mesa para 4 said...

I can´t help it...UAU !!!

Michele said...

You are so talented!

Marie said...

WOW! Girl...you have patience and total talent!

Spryte said...

I have some awards for you!!

You can pick them up here...

I gave you an award!! You can pick it up here

http://sprytesplace.blogspot.com/2009/02/strip-awards.html

Donna-FFW said...

I have to tell you my husband is a firefighter and he LOVED these photos!!! You did a FABULOUS job!!

DDpie said...

Thanks guys, very much appreciated :) And thank YOU Spryte for the award!

Cookie Central said...

This is the craziest thing I've ever seen! My hubby (a F.F.) was floored....and now wants me to make him one (haha)...if you ever start selling to us common folk let me know :)

DDpie said...

Thanks CC, I'm glad your husband liked it...makes me feel good when it passes the ff test ;) If you do try one and have any questions, please feel free to contact me.

Anonymous said...

Thank you so much for providing such a great resource for this cake. I made the exact cake for my niece's wedding as a gift (grooms cake) for her husband last weekend. The only difference was that I used yellow fondant since that is his helmet color. Everyone thought that it was amazing and I owe it all to you and your great step by step instructions.

thanks again
Tricia

DDpie said...

Thank you so much Tricia, so glad the tutorial was helpful! Congrats to your niece and husband!

Anonymous said...

Would love to see a picture of your cake. I'm getting ready to make one in October and your tutorial is great. No pics.
Email them to m at andie66@gci.net.

Anonymous said...

Would love to see a picture of your cake. I'm getting ready to make one in October and your tutorial is great. No pics.
Email them to m at andie65@gci.net.

NW2009 said...

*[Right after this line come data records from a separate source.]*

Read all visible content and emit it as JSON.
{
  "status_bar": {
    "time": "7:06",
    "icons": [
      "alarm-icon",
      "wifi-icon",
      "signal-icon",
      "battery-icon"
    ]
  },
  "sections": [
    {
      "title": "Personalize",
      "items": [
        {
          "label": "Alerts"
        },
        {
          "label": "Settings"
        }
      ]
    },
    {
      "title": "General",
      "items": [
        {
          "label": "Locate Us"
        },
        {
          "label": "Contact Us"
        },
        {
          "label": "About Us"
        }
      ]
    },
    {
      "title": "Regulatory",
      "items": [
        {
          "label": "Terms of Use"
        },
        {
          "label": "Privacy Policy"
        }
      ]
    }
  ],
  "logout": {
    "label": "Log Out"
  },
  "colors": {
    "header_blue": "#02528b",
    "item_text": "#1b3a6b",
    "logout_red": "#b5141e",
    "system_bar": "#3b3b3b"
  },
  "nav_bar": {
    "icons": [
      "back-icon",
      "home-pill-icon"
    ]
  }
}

Dear DDpiesSlice,
I am planning a visit to my local fire department and would love to make them a helmet cake, I found your 4 part series very helpful, but it could be much more helpful if I could see the photos that are supposed to go along with it as they are all "unavailable via Flikr" if you could repost the 4 part series or email them that would be fantastic and such a help! You are an amazing baker! I can't wait to attempt your helmet cake! My email address is: ilfsuf2009@gmail.com. Thank you!

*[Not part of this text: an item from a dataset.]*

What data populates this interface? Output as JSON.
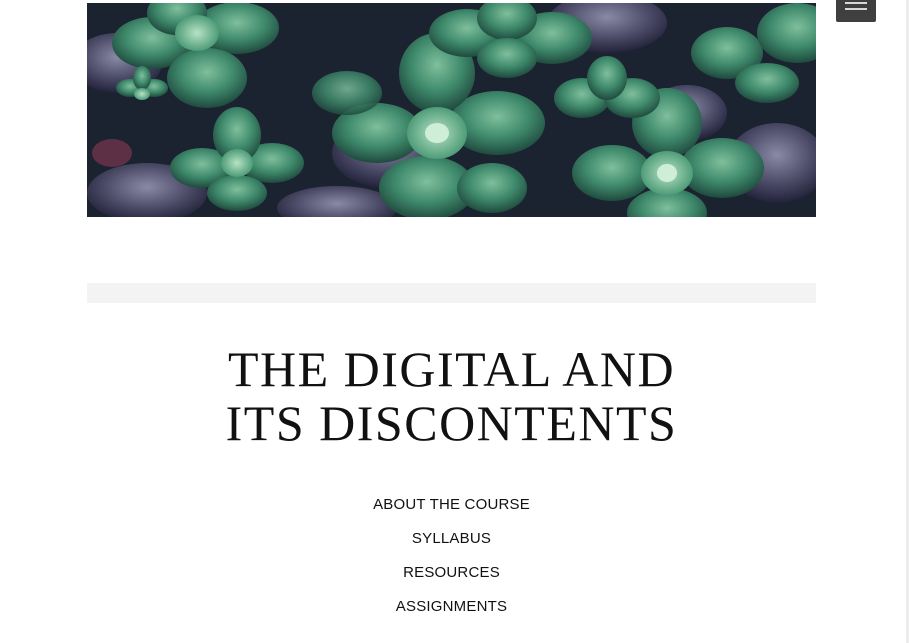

Anonymous said...

Would it be possible for you to email the tutorial with photos? knbarber@hotmail.com

I have heard great things about this cake!! I have to make one this weekend.